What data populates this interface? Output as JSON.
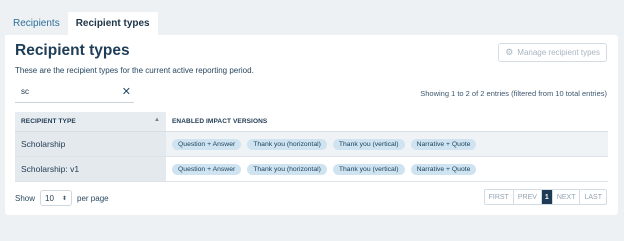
{
  "tabs": [
    {
      "label": "Recipients"
    },
    {
      "label": "Recipient types"
    }
  ],
  "header": {
    "title": "Recipient types",
    "subtitle": "These are the recipient types for the current active reporting period.",
    "manage_button": "Manage recipient types"
  },
  "search": {
    "value": "sc",
    "clear_icon": "close-icon"
  },
  "showing_text": "Showing 1 to 2 of 2 entries (filtered from 10 total entries)",
  "table": {
    "columns": [
      "RECIPIENT TYPE",
      "ENABLED IMPACT VERSIONS"
    ],
    "rows": [
      {
        "name": "Scholarship",
        "versions": [
          "Question + Answer",
          "Thank you (horizontal)",
          "Thank you (vertical)",
          "Narrative + Quote"
        ]
      },
      {
        "name": "Scholarship: v1",
        "versions": [
          "Question + Answer",
          "Thank you (horizontal)",
          "Thank you (vertical)",
          "Narrative + Quote"
        ]
      }
    ]
  },
  "footer": {
    "show_label": "Show",
    "page_size": "10",
    "per_page_label": "per page",
    "pager": [
      "FIRST",
      "PREV",
      "1",
      "NEXT",
      "LAST"
    ]
  }
}
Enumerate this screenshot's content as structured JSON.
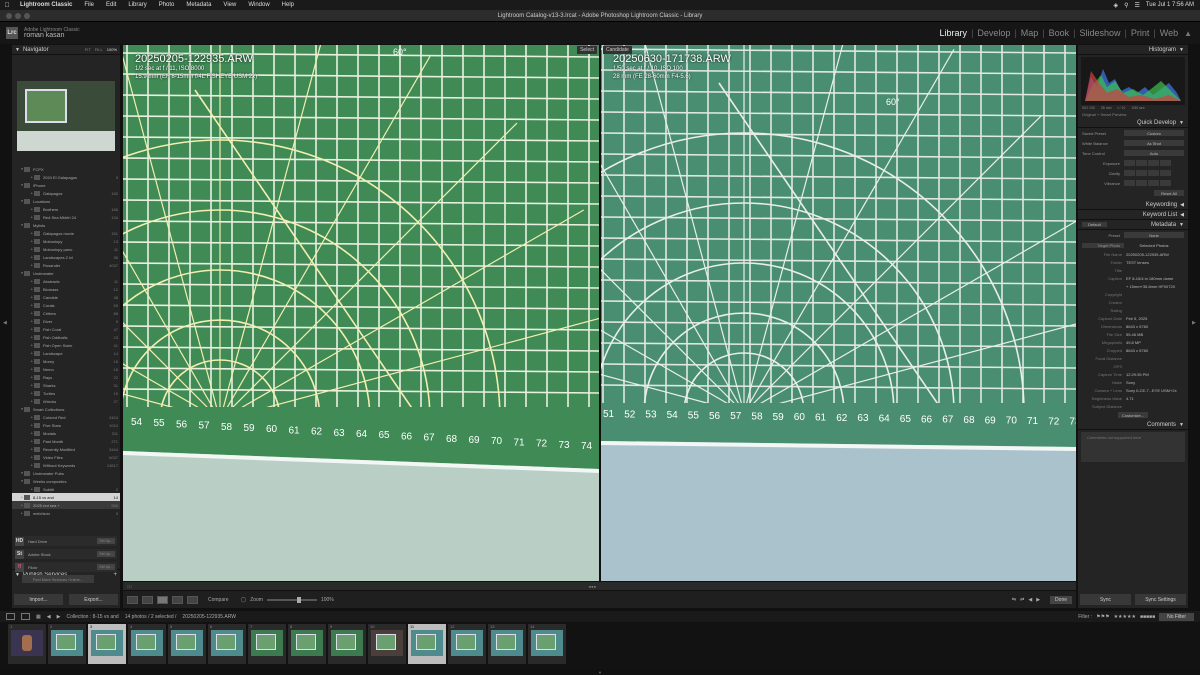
{
  "menubar": {
    "app": "Lightroom Classic",
    "items": [
      "File",
      "Edit",
      "Library",
      "Photo",
      "Metadata",
      "View",
      "Window",
      "Help"
    ],
    "clock": "Tue Jul 1  7:56 AM"
  },
  "window": {
    "title": "Lightroom Catalog-v13-3.lrcat - Adobe Photoshop Lightroom Classic - Library"
  },
  "identity": {
    "product": "Adobe Lightroom Classic",
    "user": "roman kasan",
    "logo": "Lrc"
  },
  "modules": {
    "items": [
      "Library",
      "Develop",
      "Map",
      "Book",
      "Slideshow",
      "Print",
      "Web"
    ],
    "active": "Library"
  },
  "navigator": {
    "title": "Navigator",
    "zooms": [
      "FIT",
      "FILL",
      "100%"
    ],
    "active_zoom": "100%"
  },
  "collections": [
    {
      "name": "FCPX",
      "count": "",
      "level": 1,
      "folder": true
    },
    {
      "name": "2024 El Galapagos",
      "count": "3",
      "level": 2
    },
    {
      "name": "iPhone",
      "count": "",
      "level": 1,
      "folder": true
    },
    {
      "name": "Galapagos",
      "count": "182",
      "level": 2
    },
    {
      "name": "Locations",
      "count": "",
      "level": 1,
      "folder": true
    },
    {
      "name": "Brothers",
      "count": "166",
      "level": 2
    },
    {
      "name": "Red Sea Mkhfri 24",
      "count": "134",
      "level": 2
    },
    {
      "name": "Mylists",
      "count": "",
      "level": 1,
      "folder": true
    },
    {
      "name": "Galapagos movie",
      "count": "151",
      "level": 2
    },
    {
      "name": "Moboslopy",
      "count": "13",
      "level": 2
    },
    {
      "name": "Moboslopy pano",
      "count": "11",
      "level": 2
    },
    {
      "name": "Landscapes 2 lvl",
      "count": "36",
      "level": 2
    },
    {
      "name": "Rosander",
      "count": "4037",
      "level": 2
    },
    {
      "name": "Underwater",
      "count": "",
      "level": 1,
      "folder": true
    },
    {
      "name": "Abstracts",
      "count": "11",
      "level": 2
    },
    {
      "name": "Biomass",
      "count": "12",
      "level": 2
    },
    {
      "name": "Candide",
      "count": "38",
      "level": 2
    },
    {
      "name": "Corals",
      "count": "55",
      "level": 2
    },
    {
      "name": "Critters",
      "count": "88",
      "level": 2
    },
    {
      "name": "Diver",
      "count": "9",
      "level": 2
    },
    {
      "name": "Fish Coral",
      "count": "47",
      "level": 2
    },
    {
      "name": "Fish Oddballs",
      "count": "23",
      "level": 2
    },
    {
      "name": "Fish Open Swim",
      "count": "41",
      "level": 2
    },
    {
      "name": "Landscape",
      "count": "14",
      "level": 2
    },
    {
      "name": "Morey",
      "count": "16",
      "level": 2
    },
    {
      "name": "Nemo",
      "count": "18",
      "level": 2
    },
    {
      "name": "Rays",
      "count": "22",
      "level": 2
    },
    {
      "name": "Sharks",
      "count": "31",
      "level": 2
    },
    {
      "name": "Turtles",
      "count": "19",
      "level": 2
    },
    {
      "name": "Wrecks",
      "count": "27",
      "level": 2
    },
    {
      "name": "Smart Collections",
      "count": "",
      "level": 1,
      "folder": true
    },
    {
      "name": "Colored Red",
      "count": "2404",
      "level": 2
    },
    {
      "name": "Five Stars",
      "count": "1024",
      "level": 2
    },
    {
      "name": "Modals",
      "count": "311",
      "level": 2
    },
    {
      "name": "Past Month",
      "count": "271",
      "level": 2
    },
    {
      "name": "Recently Modified",
      "count": "3444",
      "level": 2
    },
    {
      "name": "Video Files",
      "count": "6037",
      "level": 2
    },
    {
      "name": "Without Keywords",
      "count": "13617",
      "level": 2
    },
    {
      "name": "Underwater Pubs",
      "count": "",
      "level": 1,
      "folder": true
    },
    {
      "name": "Weeks composites",
      "count": "",
      "level": 1,
      "folder": true
    },
    {
      "name": "Subtitl",
      "count": "2",
      "level": 2
    },
    {
      "name": "8-15 vs and",
      "count": "14",
      "level": 1,
      "selected": true
    },
    {
      "name": "2025 red sea +",
      "count": "556",
      "level": 1,
      "dark": true
    },
    {
      "name": "melchiorx",
      "count": "3",
      "level": 1
    }
  ],
  "publish": {
    "title": "Publish Services",
    "items": [
      {
        "icon": "HD",
        "name": "Hard Drive",
        "action": "Set Up..."
      },
      {
        "icon": "St",
        "name": "Adobe Stock",
        "action": "Set Up..."
      },
      {
        "icon": "fl",
        "name": "Flickr",
        "action": "Set Up..."
      }
    ],
    "find_more": "Find More Services Online..."
  },
  "left_buttons": {
    "import": "Import...",
    "export": "Export..."
  },
  "compare": {
    "left": {
      "tag": "Select",
      "filename": "20250205-122935.ARW",
      "line1": "1/2 sec at f / 11, ISO 8000",
      "line2": "15.9 mm (EF 8-15mm f/4L FISHEYE USM 2x)"
    },
    "right": {
      "tag": "Candidate",
      "filename": "20250630-171738.ARW",
      "line1": "1/50 sec at f / 10, ISO 100",
      "line2": "28 mm (FE 28-60mm F4-5.6)"
    },
    "ruler_left": [
      "54",
      "55",
      "56",
      "57",
      "58",
      "59",
      "60",
      "61",
      "62",
      "63",
      "64",
      "65",
      "66",
      "67",
      "68",
      "69",
      "70",
      "71",
      "72",
      "73",
      "74"
    ],
    "ruler_right": [
      "51",
      "52",
      "53",
      "54",
      "55",
      "56",
      "57",
      "58",
      "59",
      "60",
      "61",
      "62",
      "63",
      "64",
      "65",
      "66",
      "67",
      "68",
      "69",
      "70",
      "71",
      "72",
      "73"
    ],
    "angle_label": "60°"
  },
  "toolbar": {
    "compare_label": "Compare",
    "zoom_label": "Zoom",
    "zoom_value": "100%",
    "done": "Done"
  },
  "histogram": {
    "title": "Histogram",
    "info": [
      "ISO 100",
      "28 mm",
      "f / 10",
      "1/50 sec"
    ],
    "smart": "Original + Smart Preview"
  },
  "quick_develop": {
    "title": "Quick Develop",
    "saved_preset_label": "Saved Preset",
    "saved_preset_value": "Custom",
    "white_balance_label": "White Balance",
    "white_balance_value": "As Shot",
    "tone_control_label": "Tone Control",
    "tone_control_value": "Auto",
    "rows": [
      "Exposure",
      "Clarity",
      "Vibrance"
    ],
    "reset": "Reset All"
  },
  "keywording": {
    "title": "Keywording"
  },
  "keyword_list": {
    "title": "Keyword List"
  },
  "metadata": {
    "title": "Metadata",
    "preset": "Default",
    "preset_label": "Preset",
    "preset_value": "None",
    "target_label": "Target Photo",
    "target_value": "Selected Photos",
    "fields": [
      {
        "k": "File Name",
        "v": "20250205-122935.ARW"
      },
      {
        "k": "Folder",
        "v": "TEST lenses"
      },
      {
        "k": "Title",
        "v": ""
      },
      {
        "k": "Caption",
        "v": "EF 8-15/4 in 180mm dome"
      },
      {
        "k": "",
        "v": "+ 15mm+35.6mm HF00720"
      },
      {
        "k": "Copyright",
        "v": ""
      },
      {
        "k": "Creator",
        "v": ""
      },
      {
        "k": "Rating",
        "v": ""
      },
      {
        "k": "Capture Date",
        "v": "Feb 5, 2025"
      },
      {
        "k": "Dimensions",
        "v": "8643 x 5760"
      },
      {
        "k": "File Size",
        "v": "55.46 MB"
      },
      {
        "k": "Megapixels",
        "v": "49.8 MP"
      },
      {
        "k": "Cropped",
        "v": "8643 x 5760"
      },
      {
        "k": "Focal Distance",
        "v": ""
      },
      {
        "k": "GPS",
        "v": ""
      },
      {
        "k": "Capture Time",
        "v": "12:29:35 PM"
      },
      {
        "k": "Make",
        "v": "Sony"
      },
      {
        "k": "Camera + Lens",
        "v": "Sony ILCE-7...EYE USM+2x"
      },
      {
        "k": "Brightness Value",
        "v": "4.71"
      },
      {
        "k": "Subject Distance",
        "v": ""
      }
    ],
    "customize": "Customize..."
  },
  "comments": {
    "title": "Comments",
    "placeholder": "Comments not supported here"
  },
  "right_buttons": {
    "sync": "Sync",
    "sync_settings": "Sync Settings"
  },
  "filmstrip_bar": {
    "collection": "Collection : 8-15 vs and",
    "count": "14 photos / 2 selected /",
    "current": "20250205-122935.ARW",
    "filter_label": "Filter :",
    "filter_value": "No Filter"
  },
  "filmstrip": [
    {
      "n": "1",
      "t": "person"
    },
    {
      "n": "2",
      "t": "teal"
    },
    {
      "n": "3",
      "t": "teal",
      "sel": true
    },
    {
      "n": "4",
      "t": "teal"
    },
    {
      "n": "5",
      "t": "teal"
    },
    {
      "n": "6",
      "t": "teal"
    },
    {
      "n": "7",
      "t": "green"
    },
    {
      "n": "8",
      "t": "green"
    },
    {
      "n": "9",
      "t": "green"
    },
    {
      "n": "10",
      "t": "dark"
    },
    {
      "n": "11",
      "t": "teal",
      "sel": true
    },
    {
      "n": "12",
      "t": "teal"
    },
    {
      "n": "13",
      "t": "teal"
    },
    {
      "n": "14",
      "t": "teal"
    }
  ]
}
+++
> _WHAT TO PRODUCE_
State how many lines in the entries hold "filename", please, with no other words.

> _WRITTEN REPLY_
2